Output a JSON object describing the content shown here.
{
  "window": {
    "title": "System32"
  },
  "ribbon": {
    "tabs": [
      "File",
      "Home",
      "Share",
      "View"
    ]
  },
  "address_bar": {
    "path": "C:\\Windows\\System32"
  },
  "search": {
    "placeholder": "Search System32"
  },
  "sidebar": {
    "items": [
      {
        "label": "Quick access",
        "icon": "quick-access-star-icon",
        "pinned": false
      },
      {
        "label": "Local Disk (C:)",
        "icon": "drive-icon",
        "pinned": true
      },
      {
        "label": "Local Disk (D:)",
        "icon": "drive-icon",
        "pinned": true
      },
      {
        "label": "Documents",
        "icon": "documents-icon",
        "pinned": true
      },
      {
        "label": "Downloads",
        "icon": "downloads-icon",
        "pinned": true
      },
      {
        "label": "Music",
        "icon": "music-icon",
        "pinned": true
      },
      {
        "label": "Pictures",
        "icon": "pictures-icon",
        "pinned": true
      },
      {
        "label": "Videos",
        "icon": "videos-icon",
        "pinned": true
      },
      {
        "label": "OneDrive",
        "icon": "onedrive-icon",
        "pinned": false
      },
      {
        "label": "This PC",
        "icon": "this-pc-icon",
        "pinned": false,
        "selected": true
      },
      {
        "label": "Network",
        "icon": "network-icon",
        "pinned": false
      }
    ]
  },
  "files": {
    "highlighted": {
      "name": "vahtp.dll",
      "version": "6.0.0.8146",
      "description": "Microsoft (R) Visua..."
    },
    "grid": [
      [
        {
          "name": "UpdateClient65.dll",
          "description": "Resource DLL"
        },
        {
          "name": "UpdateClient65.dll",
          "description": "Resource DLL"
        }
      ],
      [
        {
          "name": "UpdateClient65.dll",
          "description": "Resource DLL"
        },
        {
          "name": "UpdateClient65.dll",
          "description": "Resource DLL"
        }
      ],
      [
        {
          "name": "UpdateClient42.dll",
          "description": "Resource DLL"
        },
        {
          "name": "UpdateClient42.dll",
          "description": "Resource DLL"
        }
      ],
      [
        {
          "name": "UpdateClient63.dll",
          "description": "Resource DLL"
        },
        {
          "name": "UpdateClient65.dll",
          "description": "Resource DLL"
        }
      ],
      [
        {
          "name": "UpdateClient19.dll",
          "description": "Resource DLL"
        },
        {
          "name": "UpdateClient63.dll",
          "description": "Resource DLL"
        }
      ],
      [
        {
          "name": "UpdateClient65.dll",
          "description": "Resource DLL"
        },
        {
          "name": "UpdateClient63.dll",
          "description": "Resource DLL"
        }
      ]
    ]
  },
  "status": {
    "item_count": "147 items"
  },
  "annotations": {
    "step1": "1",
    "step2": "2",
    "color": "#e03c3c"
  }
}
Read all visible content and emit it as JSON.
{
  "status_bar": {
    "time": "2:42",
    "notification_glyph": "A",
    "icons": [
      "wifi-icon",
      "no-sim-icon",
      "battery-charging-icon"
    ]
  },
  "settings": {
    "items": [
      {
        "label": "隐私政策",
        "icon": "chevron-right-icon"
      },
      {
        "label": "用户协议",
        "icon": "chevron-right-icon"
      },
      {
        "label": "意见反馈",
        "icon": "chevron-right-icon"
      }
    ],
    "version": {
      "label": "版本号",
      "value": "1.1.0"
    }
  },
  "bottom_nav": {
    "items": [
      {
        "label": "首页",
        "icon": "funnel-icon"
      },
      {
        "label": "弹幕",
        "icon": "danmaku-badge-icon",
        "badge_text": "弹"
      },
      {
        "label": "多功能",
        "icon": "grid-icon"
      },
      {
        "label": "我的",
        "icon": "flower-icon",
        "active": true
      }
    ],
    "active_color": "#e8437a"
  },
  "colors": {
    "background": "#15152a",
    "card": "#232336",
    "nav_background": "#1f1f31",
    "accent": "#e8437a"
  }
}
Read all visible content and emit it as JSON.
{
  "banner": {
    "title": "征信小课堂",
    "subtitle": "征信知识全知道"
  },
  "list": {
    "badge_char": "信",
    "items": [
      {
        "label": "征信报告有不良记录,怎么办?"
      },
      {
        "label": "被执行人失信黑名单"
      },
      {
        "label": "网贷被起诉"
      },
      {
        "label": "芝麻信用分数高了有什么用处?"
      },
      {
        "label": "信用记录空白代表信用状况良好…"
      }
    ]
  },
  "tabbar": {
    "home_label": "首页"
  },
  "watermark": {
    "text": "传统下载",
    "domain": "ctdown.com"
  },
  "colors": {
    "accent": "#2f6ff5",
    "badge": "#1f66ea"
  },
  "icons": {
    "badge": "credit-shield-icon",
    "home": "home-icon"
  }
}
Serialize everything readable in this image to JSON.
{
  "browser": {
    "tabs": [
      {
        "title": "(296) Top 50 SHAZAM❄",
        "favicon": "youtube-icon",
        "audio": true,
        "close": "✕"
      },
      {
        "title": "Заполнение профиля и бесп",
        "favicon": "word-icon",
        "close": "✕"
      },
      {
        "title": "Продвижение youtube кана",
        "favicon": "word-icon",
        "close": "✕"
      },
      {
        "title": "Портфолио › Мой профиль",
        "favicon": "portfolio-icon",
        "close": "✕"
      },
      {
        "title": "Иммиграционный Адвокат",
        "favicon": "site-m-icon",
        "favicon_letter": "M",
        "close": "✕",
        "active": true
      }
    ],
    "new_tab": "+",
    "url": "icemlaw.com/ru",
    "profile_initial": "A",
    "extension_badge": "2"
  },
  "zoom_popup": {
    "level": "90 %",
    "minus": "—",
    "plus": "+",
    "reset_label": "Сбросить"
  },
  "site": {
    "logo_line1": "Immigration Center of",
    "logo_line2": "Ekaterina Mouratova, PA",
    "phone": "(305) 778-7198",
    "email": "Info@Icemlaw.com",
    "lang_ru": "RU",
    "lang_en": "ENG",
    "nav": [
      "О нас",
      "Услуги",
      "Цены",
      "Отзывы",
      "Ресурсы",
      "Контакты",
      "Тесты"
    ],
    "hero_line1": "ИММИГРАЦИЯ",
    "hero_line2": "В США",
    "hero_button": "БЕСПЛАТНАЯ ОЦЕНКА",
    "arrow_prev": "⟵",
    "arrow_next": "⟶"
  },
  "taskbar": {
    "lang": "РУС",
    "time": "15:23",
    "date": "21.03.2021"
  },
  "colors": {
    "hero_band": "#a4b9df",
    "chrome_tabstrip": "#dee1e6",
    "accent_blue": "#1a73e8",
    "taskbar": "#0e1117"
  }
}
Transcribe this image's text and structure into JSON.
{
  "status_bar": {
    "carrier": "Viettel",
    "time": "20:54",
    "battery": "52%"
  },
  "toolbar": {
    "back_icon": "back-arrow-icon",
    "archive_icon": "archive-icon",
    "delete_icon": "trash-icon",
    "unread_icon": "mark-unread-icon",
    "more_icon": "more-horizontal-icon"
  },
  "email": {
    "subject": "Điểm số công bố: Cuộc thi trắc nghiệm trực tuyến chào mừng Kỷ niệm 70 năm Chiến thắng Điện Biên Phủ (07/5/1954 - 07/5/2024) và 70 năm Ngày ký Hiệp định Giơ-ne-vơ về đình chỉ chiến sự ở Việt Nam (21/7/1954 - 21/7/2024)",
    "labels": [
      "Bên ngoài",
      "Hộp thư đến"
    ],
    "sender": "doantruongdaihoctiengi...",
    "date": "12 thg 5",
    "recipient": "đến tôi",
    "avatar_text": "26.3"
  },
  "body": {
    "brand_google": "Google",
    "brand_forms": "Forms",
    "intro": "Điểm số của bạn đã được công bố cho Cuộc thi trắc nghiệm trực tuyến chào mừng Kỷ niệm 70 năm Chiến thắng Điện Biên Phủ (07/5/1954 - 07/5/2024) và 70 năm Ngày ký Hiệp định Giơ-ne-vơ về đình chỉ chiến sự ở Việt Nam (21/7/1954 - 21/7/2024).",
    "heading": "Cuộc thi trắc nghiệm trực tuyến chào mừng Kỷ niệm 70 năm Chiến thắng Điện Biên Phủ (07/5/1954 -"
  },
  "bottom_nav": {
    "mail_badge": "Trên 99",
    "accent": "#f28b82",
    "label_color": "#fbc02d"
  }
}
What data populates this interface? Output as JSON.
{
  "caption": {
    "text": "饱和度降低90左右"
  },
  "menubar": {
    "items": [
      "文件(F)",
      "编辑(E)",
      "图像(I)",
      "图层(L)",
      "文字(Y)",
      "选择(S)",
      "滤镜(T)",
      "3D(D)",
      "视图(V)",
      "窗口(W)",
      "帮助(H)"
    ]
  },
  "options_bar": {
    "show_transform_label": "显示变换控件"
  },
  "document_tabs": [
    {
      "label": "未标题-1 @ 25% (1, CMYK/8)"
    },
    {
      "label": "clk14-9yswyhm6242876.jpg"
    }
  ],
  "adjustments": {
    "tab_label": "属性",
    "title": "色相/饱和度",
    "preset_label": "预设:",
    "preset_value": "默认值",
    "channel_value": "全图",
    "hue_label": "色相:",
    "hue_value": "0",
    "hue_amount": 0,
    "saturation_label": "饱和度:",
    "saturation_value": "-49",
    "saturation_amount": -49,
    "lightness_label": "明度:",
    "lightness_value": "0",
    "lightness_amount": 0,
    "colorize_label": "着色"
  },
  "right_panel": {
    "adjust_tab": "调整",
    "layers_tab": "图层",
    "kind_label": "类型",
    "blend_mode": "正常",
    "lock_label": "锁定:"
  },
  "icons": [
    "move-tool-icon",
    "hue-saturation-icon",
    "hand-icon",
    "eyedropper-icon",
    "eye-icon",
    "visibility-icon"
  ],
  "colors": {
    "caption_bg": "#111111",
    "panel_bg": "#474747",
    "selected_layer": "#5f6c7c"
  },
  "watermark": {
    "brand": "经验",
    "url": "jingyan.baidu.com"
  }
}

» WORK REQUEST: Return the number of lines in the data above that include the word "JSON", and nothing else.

» REPLY: 6